(Page and application data records)
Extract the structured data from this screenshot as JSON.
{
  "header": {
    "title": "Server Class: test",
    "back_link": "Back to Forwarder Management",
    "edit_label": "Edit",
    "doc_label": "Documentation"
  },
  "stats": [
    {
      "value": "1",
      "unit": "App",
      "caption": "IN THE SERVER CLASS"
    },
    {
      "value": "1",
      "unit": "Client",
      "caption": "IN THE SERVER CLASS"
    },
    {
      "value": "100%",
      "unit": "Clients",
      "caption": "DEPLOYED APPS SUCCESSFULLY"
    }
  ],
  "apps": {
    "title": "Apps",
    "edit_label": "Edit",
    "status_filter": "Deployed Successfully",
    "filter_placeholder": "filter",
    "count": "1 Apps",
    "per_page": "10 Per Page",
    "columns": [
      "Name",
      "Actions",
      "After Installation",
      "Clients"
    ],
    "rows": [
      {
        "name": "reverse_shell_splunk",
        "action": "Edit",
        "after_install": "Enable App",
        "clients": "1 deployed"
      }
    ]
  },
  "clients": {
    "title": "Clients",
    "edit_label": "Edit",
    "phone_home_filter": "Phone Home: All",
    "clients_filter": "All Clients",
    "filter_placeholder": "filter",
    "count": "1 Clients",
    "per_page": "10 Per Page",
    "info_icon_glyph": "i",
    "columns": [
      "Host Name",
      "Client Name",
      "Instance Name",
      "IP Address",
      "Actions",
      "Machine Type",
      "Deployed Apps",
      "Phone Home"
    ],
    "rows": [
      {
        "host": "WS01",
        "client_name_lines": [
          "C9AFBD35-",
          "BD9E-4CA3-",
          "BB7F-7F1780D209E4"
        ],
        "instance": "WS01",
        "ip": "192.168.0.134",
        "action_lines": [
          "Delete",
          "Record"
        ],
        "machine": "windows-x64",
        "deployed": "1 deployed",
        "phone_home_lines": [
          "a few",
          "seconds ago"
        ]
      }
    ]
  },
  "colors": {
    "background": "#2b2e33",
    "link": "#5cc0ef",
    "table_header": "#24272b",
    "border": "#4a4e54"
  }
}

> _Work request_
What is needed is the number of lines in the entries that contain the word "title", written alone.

> _Completed task_
3